_Record set_
[Start of section]

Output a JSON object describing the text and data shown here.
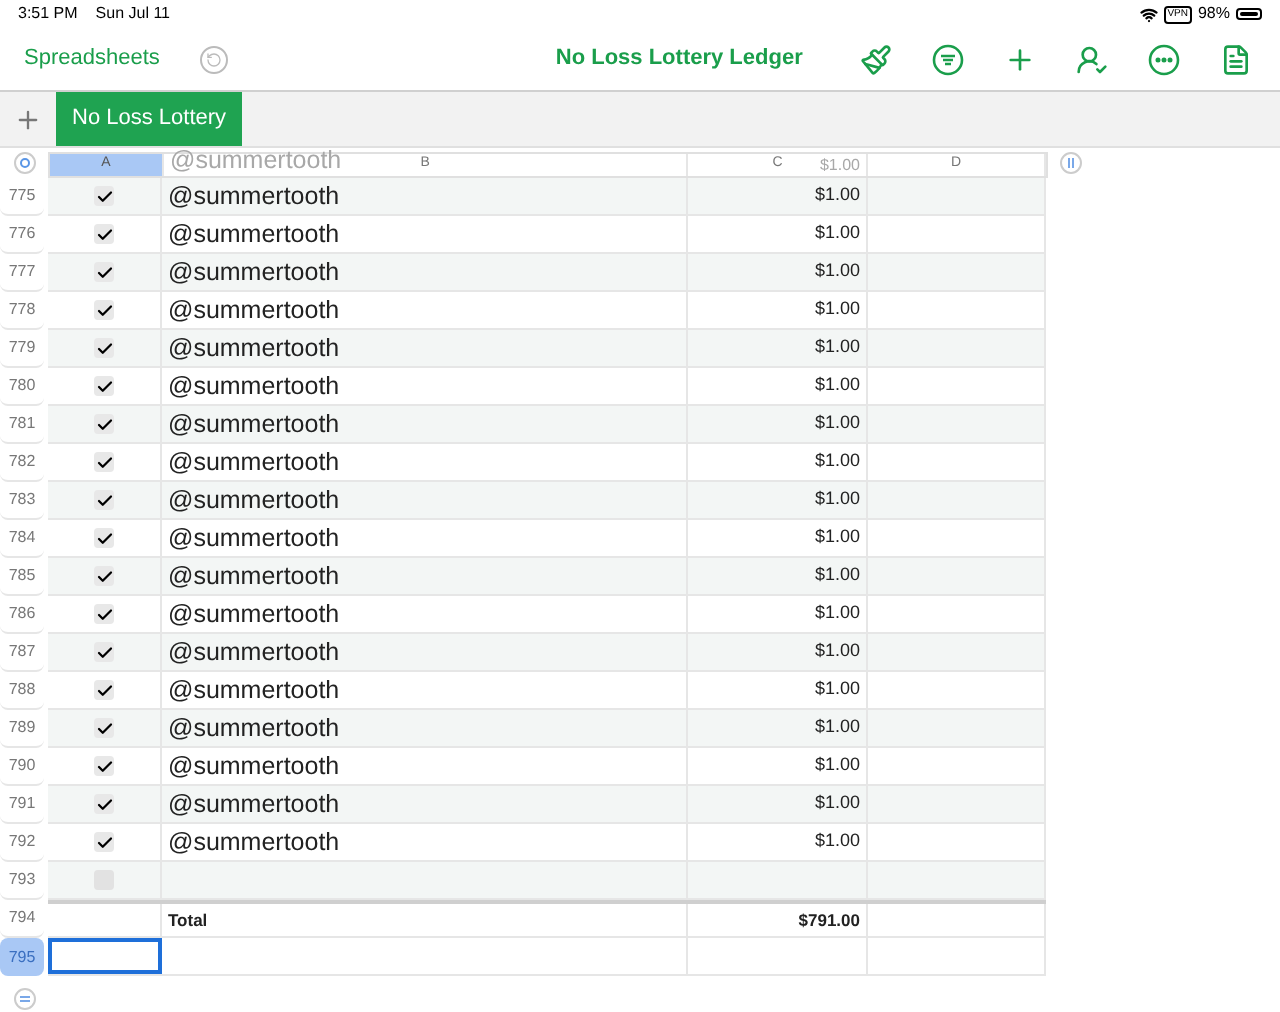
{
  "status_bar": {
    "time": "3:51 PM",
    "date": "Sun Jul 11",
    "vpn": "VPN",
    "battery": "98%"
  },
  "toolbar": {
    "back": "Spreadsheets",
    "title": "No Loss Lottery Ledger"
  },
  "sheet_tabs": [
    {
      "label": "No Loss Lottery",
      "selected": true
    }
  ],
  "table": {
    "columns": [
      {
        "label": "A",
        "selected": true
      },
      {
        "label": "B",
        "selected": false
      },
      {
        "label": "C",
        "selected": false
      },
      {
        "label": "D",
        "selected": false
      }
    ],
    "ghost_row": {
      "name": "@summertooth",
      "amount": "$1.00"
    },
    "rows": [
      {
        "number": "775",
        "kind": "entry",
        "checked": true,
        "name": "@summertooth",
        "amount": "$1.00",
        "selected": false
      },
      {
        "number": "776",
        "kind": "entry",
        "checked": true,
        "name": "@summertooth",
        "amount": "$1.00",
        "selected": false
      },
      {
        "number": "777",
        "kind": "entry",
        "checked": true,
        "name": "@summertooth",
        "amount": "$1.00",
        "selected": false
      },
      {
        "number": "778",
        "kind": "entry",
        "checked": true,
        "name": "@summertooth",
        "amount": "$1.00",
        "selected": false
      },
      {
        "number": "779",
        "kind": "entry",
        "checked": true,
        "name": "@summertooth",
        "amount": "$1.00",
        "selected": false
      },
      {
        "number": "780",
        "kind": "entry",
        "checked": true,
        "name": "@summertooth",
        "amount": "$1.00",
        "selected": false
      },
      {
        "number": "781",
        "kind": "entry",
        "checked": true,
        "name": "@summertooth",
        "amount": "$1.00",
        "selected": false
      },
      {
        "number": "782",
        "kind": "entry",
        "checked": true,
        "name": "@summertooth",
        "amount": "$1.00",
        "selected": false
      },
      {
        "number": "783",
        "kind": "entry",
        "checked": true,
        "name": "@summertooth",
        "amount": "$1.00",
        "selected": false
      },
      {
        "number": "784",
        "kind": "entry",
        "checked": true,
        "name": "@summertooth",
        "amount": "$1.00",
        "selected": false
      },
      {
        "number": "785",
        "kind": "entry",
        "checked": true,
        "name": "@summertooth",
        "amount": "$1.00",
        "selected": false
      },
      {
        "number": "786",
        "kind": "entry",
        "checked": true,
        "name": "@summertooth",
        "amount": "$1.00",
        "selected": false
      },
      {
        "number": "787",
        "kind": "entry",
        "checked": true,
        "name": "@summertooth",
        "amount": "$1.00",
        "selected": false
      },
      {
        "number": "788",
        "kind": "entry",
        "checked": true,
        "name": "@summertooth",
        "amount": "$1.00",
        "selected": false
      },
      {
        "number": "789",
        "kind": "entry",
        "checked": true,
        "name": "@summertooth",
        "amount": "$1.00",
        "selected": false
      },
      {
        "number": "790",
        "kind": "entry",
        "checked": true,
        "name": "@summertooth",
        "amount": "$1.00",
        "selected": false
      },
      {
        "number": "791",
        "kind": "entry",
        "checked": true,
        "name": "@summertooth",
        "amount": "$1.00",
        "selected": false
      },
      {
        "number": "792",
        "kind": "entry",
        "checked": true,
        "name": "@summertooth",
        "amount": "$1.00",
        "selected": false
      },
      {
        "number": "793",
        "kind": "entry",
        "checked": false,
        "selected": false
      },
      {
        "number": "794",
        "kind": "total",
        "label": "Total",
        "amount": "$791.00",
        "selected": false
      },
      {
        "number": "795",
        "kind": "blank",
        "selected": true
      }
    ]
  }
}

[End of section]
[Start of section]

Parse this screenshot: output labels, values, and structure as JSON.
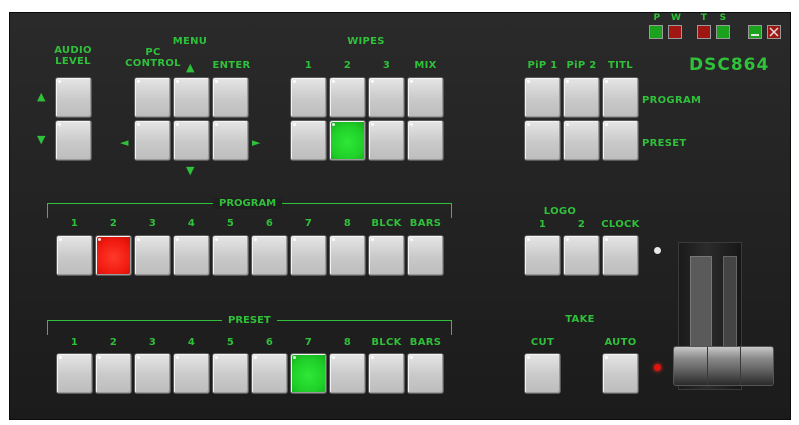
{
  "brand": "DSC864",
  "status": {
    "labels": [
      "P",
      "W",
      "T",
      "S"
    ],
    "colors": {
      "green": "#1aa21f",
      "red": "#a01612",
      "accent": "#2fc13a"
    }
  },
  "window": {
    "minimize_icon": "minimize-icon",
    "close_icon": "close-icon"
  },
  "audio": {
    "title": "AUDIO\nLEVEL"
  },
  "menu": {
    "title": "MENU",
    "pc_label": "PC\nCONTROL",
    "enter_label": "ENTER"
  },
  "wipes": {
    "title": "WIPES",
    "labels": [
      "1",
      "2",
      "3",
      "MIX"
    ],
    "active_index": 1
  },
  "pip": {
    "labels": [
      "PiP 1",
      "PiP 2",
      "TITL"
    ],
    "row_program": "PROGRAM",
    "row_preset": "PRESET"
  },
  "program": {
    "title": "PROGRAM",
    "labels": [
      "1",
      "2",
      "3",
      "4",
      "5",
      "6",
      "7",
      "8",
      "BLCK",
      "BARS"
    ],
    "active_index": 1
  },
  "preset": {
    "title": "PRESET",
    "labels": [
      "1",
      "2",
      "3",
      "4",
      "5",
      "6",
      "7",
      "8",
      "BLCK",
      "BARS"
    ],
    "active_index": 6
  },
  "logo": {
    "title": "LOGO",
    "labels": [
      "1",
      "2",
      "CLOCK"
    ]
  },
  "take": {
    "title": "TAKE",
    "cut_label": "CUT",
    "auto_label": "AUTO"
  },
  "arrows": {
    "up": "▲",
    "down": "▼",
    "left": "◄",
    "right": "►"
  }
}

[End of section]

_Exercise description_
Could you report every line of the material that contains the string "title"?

_Answer to this exercise_
    "title": "No Loss Lottery Ledger"
    "title": "AUDIO\nLEVEL"
    "title": "MENU",
    "title": "WIPES",
    "title": "PROGRAM",
    "title": "PRESET",
    "title": "LOGO",
    "title": "TAKE",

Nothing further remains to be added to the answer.